The entries below are to be given back exactly, with images excluded.

* * * * * * * * *

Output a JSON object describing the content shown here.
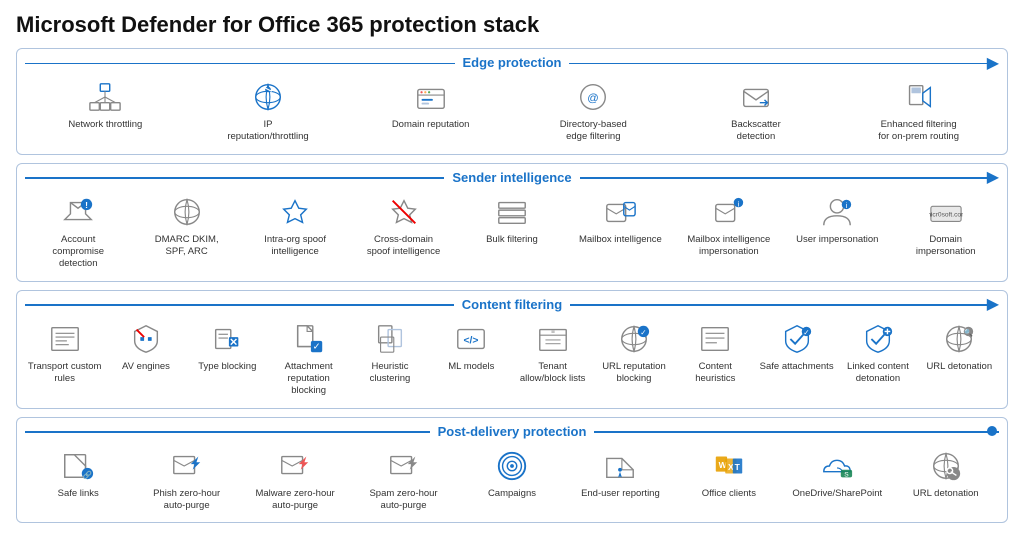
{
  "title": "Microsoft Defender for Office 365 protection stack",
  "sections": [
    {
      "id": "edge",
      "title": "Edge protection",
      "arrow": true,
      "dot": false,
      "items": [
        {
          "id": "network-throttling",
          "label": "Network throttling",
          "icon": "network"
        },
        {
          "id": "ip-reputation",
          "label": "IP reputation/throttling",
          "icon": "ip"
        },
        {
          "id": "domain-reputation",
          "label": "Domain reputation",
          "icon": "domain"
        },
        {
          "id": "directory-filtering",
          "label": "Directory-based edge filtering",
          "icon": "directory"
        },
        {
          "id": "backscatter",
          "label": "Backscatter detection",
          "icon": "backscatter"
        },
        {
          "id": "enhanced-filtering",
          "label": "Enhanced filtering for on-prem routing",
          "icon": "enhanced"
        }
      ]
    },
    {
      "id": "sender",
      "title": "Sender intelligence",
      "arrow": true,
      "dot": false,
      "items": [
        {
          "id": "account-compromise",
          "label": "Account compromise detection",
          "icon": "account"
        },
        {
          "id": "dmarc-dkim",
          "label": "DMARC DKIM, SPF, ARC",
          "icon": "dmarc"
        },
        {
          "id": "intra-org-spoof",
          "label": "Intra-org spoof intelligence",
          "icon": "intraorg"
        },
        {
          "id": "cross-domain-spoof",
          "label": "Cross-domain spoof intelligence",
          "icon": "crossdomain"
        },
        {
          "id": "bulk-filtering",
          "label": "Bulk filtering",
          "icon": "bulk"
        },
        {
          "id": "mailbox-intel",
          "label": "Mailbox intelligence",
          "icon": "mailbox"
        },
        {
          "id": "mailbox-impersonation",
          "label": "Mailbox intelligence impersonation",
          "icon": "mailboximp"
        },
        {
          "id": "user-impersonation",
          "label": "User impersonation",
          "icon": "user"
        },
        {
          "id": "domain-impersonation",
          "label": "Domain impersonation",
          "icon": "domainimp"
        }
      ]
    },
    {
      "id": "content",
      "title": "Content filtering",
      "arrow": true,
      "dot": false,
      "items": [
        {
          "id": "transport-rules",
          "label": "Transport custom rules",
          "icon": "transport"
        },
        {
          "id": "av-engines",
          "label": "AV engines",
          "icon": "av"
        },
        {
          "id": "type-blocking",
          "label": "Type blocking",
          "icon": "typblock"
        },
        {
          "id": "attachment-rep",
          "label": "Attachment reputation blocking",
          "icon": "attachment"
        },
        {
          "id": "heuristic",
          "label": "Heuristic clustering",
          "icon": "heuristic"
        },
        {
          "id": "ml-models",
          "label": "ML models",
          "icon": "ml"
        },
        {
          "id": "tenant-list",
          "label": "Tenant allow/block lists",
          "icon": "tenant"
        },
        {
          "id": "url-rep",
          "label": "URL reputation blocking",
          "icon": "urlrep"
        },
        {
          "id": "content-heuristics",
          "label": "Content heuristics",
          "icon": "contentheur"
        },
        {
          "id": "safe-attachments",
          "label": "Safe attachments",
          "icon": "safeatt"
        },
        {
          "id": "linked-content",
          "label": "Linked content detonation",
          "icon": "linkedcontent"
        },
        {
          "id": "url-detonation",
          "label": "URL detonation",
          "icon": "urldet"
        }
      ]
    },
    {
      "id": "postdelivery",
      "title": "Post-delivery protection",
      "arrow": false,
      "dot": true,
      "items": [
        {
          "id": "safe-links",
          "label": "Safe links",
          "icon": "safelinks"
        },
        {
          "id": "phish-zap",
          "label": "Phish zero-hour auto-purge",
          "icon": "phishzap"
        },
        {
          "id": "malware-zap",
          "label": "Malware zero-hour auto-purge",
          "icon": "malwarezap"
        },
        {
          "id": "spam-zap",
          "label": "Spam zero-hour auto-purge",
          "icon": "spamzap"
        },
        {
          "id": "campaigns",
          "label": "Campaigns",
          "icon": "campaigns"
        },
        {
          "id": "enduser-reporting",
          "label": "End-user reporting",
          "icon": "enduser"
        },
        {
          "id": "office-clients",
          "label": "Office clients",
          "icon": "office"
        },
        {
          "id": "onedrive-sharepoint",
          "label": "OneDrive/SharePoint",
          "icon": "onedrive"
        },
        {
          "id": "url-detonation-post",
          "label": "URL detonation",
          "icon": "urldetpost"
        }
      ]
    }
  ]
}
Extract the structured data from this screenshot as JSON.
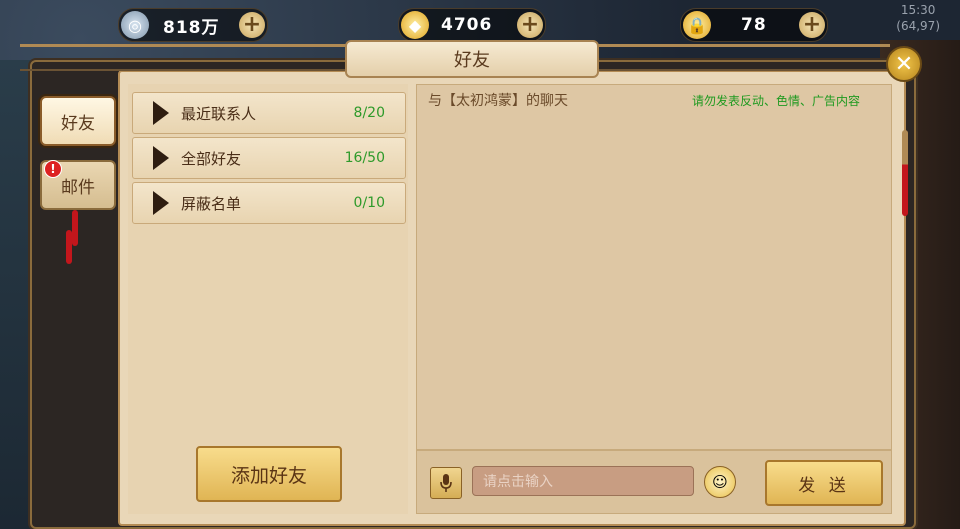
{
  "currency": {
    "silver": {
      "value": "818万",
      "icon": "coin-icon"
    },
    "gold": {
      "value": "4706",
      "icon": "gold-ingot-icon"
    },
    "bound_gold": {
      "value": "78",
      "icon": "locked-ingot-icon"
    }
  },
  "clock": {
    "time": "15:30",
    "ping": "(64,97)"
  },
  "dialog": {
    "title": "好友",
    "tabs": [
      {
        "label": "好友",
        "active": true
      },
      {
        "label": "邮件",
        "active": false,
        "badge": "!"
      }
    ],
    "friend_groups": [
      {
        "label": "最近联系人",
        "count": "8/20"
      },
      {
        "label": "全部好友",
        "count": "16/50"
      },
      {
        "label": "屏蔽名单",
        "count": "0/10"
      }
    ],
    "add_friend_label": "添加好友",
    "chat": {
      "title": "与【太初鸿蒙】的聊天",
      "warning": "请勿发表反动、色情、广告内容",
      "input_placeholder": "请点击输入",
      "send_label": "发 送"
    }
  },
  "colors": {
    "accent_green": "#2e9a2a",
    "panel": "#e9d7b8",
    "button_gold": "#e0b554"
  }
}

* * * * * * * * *

▶ [Response to the exercise]
Output a JSON object describing the content shown here.
{
  "title": "Microsoft Defender for Office 365 protection stack",
  "sections": [
    {
      "id": "edge",
      "title": "Edge protection",
      "arrow": true,
      "dot": false,
      "items": [
        {
          "id": "network-throttling",
          "label": "Network throttling",
          "icon": "network"
        },
        {
          "id": "ip-reputation",
          "label": "IP reputation/throttling",
          "icon": "ip"
        },
        {
          "id": "domain-reputation",
          "label": "Domain reputation",
          "icon": "domain"
        },
        {
          "id": "directory-filtering",
          "label": "Directory-based edge filtering",
          "icon": "directory"
        },
        {
          "id": "backscatter",
          "label": "Backscatter detection",
          "icon": "backscatter"
        },
        {
          "id": "enhanced-filtering",
          "label": "Enhanced filtering for on-prem routing",
          "icon": "enhanced"
        }
      ]
    },
    {
      "id": "sender",
      "title": "Sender intelligence",
      "arrow": true,
      "dot": false,
      "items": [
        {
          "id": "account-compromise",
          "label": "Account compromise detection",
          "icon": "account"
        },
        {
          "id": "dmarc-dkim",
          "label": "DMARC DKIM, SPF, ARC",
          "icon": "dmarc"
        },
        {
          "id": "intra-org-spoof",
          "label": "Intra-org spoof intelligence",
          "icon": "intraorg"
        },
        {
          "id": "cross-domain-spoof",
          "label": "Cross-domain spoof intelligence",
          "icon": "crossdomain"
        },
        {
          "id": "bulk-filtering",
          "label": "Bulk filtering",
          "icon": "bulk"
        },
        {
          "id": "mailbox-intel",
          "label": "Mailbox intelligence",
          "icon": "mailbox"
        },
        {
          "id": "mailbox-impersonation",
          "label": "Mailbox intelligence impersonation",
          "icon": "mailboximp"
        },
        {
          "id": "user-impersonation",
          "label": "User impersonation",
          "icon": "user"
        },
        {
          "id": "domain-impersonation",
          "label": "Domain impersonation",
          "icon": "domainimp"
        }
      ]
    },
    {
      "id": "content",
      "title": "Content filtering",
      "arrow": true,
      "dot": false,
      "items": [
        {
          "id": "transport-rules",
          "label": "Transport custom rules",
          "icon": "transport"
        },
        {
          "id": "av-engines",
          "label": "AV engines",
          "icon": "av"
        },
        {
          "id": "type-blocking",
          "label": "Type blocking",
          "icon": "typblock"
        },
        {
          "id": "attachment-rep",
          "label": "Attachment reputation blocking",
          "icon": "attachment"
        },
        {
          "id": "heuristic",
          "label": "Heuristic clustering",
          "icon": "heuristic"
        },
        {
          "id": "ml-models",
          "label": "ML models",
          "icon": "ml"
        },
        {
          "id": "tenant-list",
          "label": "Tenant allow/block lists",
          "icon": "tenant"
        },
        {
          "id": "url-rep",
          "label": "URL reputation blocking",
          "icon": "urlrep"
        },
        {
          "id": "content-heuristics",
          "label": "Content heuristics",
          "icon": "contentheur"
        },
        {
          "id": "safe-attachments",
          "label": "Safe attachments",
          "icon": "safeatt"
        },
        {
          "id": "linked-content",
          "label": "Linked content detonation",
          "icon": "linkedcontent"
        },
        {
          "id": "url-detonation",
          "label": "URL detonation",
          "icon": "urldet"
        }
      ]
    },
    {
      "id": "postdelivery",
      "title": "Post-delivery protection",
      "arrow": false,
      "dot": true,
      "items": [
        {
          "id": "safe-links",
          "label": "Safe links",
          "icon": "safelinks"
        },
        {
          "id": "phish-zap",
          "label": "Phish zero-hour auto-purge",
          "icon": "phishzap"
        },
        {
          "id": "malware-zap",
          "label": "Malware zero-hour auto-purge",
          "icon": "malwarezap"
        },
        {
          "id": "spam-zap",
          "label": "Spam zero-hour auto-purge",
          "icon": "spamzap"
        },
        {
          "id": "campaigns",
          "label": "Campaigns",
          "icon": "campaigns"
        },
        {
          "id": "enduser-reporting",
          "label": "End-user reporting",
          "icon": "enduser"
        },
        {
          "id": "office-clients",
          "label": "Office clients",
          "icon": "office"
        },
        {
          "id": "onedrive-sharepoint",
          "label": "OneDrive/SharePoint",
          "icon": "onedrive"
        },
        {
          "id": "url-detonation-post",
          "label": "URL detonation",
          "icon": "urldetpost"
        }
      ]
    }
  ]
}
Extract the structured data from this screenshot as JSON.
{
  "currency": {
    "silver": {
      "value": "818万",
      "icon": "coin-icon"
    },
    "gold": {
      "value": "4706",
      "icon": "gold-ingot-icon"
    },
    "bound_gold": {
      "value": "78",
      "icon": "locked-ingot-icon"
    }
  },
  "clock": {
    "time": "15:30",
    "ping": "(64,97)"
  },
  "dialog": {
    "title": "好友",
    "tabs": [
      {
        "label": "好友",
        "active": true
      },
      {
        "label": "邮件",
        "active": false,
        "badge": "!"
      }
    ],
    "friend_groups": [
      {
        "label": "最近联系人",
        "count": "8/20"
      },
      {
        "label": "全部好友",
        "count": "16/50"
      },
      {
        "label": "屏蔽名单",
        "count": "0/10"
      }
    ],
    "add_friend_label": "添加好友",
    "chat": {
      "title": "与【太初鸿蒙】的聊天",
      "warning": "请勿发表反动、色情、广告内容",
      "input_placeholder": "请点击输入",
      "send_label": "发 送"
    }
  },
  "colors": {
    "accent_green": "#2e9a2a",
    "panel": "#e9d7b8",
    "button_gold": "#e0b554"
  }
}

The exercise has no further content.